“So nursing homes in Texas are required to meet federal regulations while receiving significantly less money,” Marks told the board.

The federal government funds $1.50 for every $1 Texas spends on Medicaid.

“Therefore, if Texas cuts $10 billion out of the budget, the federal government cuts $15 of funding to Texas,” Marks said.

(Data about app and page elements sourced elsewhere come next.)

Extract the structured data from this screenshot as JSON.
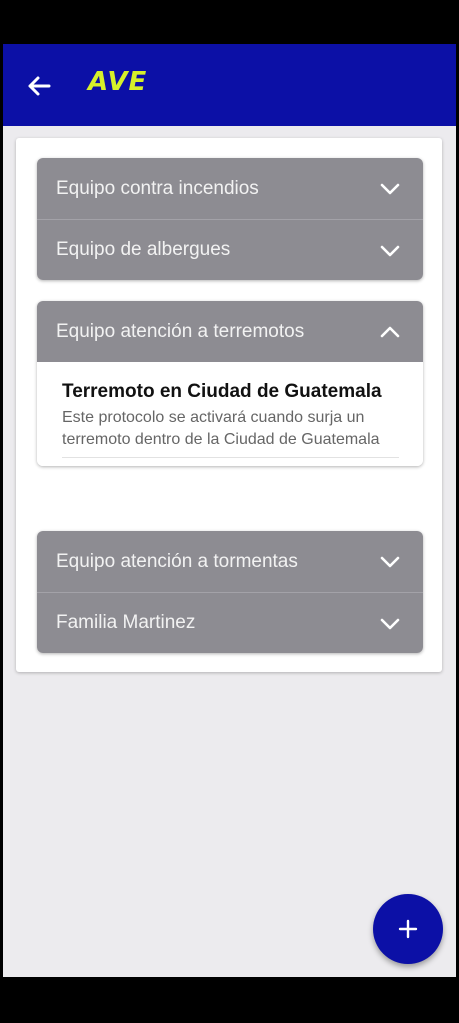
{
  "appbar": {
    "title": "AVE"
  },
  "groups": [
    {
      "label": "Equipo contra incendios",
      "expanded": false
    },
    {
      "label": "Equipo de albergues",
      "expanded": false
    },
    {
      "label": "Equipo atención a terremotos",
      "expanded": true,
      "item": {
        "title": "Terremoto en Ciudad de Guatemala",
        "description": "Este protocolo se activará cuando surja un terremoto dentro de la Ciudad de Guatemala"
      }
    },
    {
      "label": "Equipo atención a tormentas",
      "expanded": false
    },
    {
      "label": "Familia Martinez",
      "expanded": false
    }
  ],
  "colors": {
    "appbar": "#0c10a6",
    "logo": "#d6f02a",
    "group_header": "#8d8c92"
  },
  "icons": {
    "back": "arrow-left-icon",
    "collapsed": "chevron-down-icon",
    "expanded": "chevron-up-icon",
    "fab": "plus-icon"
  }
}
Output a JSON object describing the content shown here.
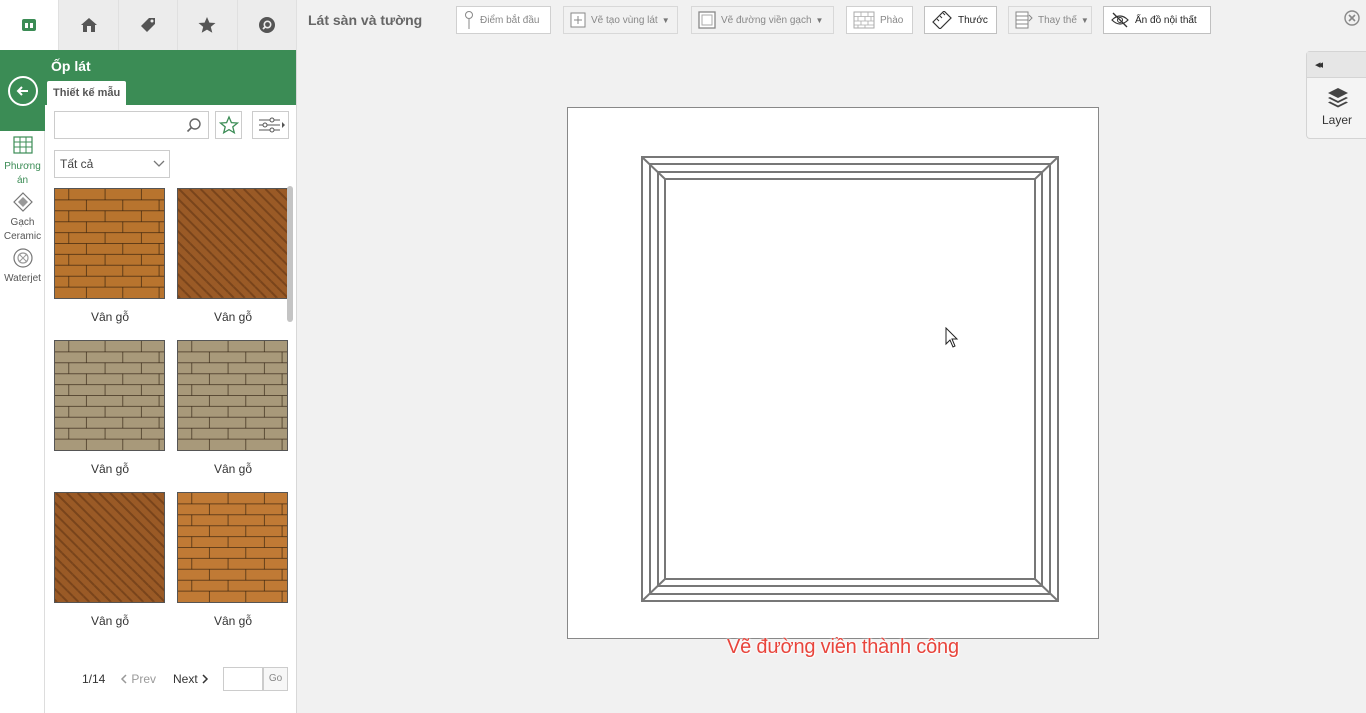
{
  "toolbar": {
    "title": "Lát sàn và tường",
    "start_point": "Điểm bắt đầu",
    "create_area": "Vẽ tạo vùng lát",
    "draw_border": "Vẽ đường viền gạch",
    "molding": "Phào",
    "ruler": "Thước",
    "replace": "Thay thế",
    "hide_furniture": "Ẩn đồ nội thất"
  },
  "sidebar": {
    "top_icons": [
      "logo-icon",
      "house-icon",
      "tag-icon",
      "star-icon",
      "search-circle-icon"
    ],
    "panel_title": "Ốp lát",
    "panel_tab": "Thiết kế mẫu",
    "categories": [
      {
        "label": "Phương án",
        "icon": "grid-icon"
      },
      {
        "label": "Gạch Ceramic",
        "icon": "diamond-tile-icon"
      },
      {
        "label": "Waterjet",
        "icon": "waterjet-icon"
      }
    ],
    "search_placeholder": "",
    "filter_select": "Tất cả",
    "tiles": [
      {
        "label": "Vân gỗ",
        "pattern": "brick",
        "color": "#b8742e"
      },
      {
        "label": "Vân gỗ",
        "pattern": "herringbone",
        "color": "#9a5a26"
      },
      {
        "label": "Vân gỗ",
        "pattern": "brick",
        "color": "#a8997a"
      },
      {
        "label": "Vân gỗ",
        "pattern": "brick",
        "color": "#a8997a"
      },
      {
        "label": "Vân gỗ",
        "pattern": "herringbone",
        "color": "#9a5a26"
      },
      {
        "label": "Vân gỗ",
        "pattern": "brick",
        "color": "#c07a35"
      }
    ],
    "pager": {
      "page": "1/14",
      "prev": "Prev",
      "next": "Next",
      "page_input": "",
      "go": "Go"
    }
  },
  "canvas": {
    "status_message": "Vẽ đường viền thành công"
  },
  "layer_panel": {
    "collapse": "◂◂",
    "label": "Layer"
  },
  "colors": {
    "brand_green": "#3b8c55",
    "status_red": "#e8453c"
  }
}
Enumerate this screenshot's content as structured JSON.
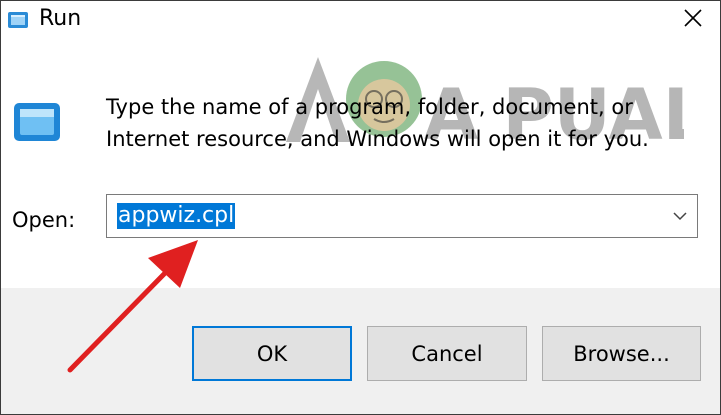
{
  "window": {
    "title": "Run",
    "close_icon": "close-icon",
    "app_icon": "run-app-icon"
  },
  "watermark": {
    "text": "A PUALS"
  },
  "dialog": {
    "description_line1": "Type the name of a program, folder, document, or",
    "description_line2": "Internet resource, and Windows will open it for you.",
    "open_label": "Open:",
    "open_value": "appwiz.cpl"
  },
  "buttons": {
    "ok": "OK",
    "cancel": "Cancel",
    "browse": "Browse..."
  },
  "colors": {
    "selection": "#0078d7",
    "annotation_arrow": "#e02020",
    "footer_bg": "#f0f0f0",
    "button_bg": "#e1e1e1"
  }
}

That brings the total Medicaid impact to $25 billion.

In fiscal year 2011, Medicaid funded 70 percent of patient days, or $2.1 million, at the nursing home.

With a 33 percent Medicaid cut, the nursing home could lose $706,257 in reimbursement and the hospital $25,282, for a total of $730,539.

With a 10 percent cut, the nursing home would lose $214,017 and hospital $7,358, for a total impact of $221,375 less reimbursement.

The Texas Association of Homes and Services for the Aging estimates that 80 percent of the state's 1,054 nursing homes would close and more than 60,000 residents would lose care if Medicaid were cut by a third.

“What a burden that would place on our society,” said Mo Sheldon, interim administrator of Glen Rose's nursing home.

Those nursing homes that manage to stay open if Medicaid were severely cut would likely will be able to provide only a “minimal” level of care, Marks said.

Health care officials expect that many physicians will stop seeing Medicaid patients — and some already have — and that more Medicaid patients will go to emergency rooms for treatment, placing even more financial pressure on hospitals.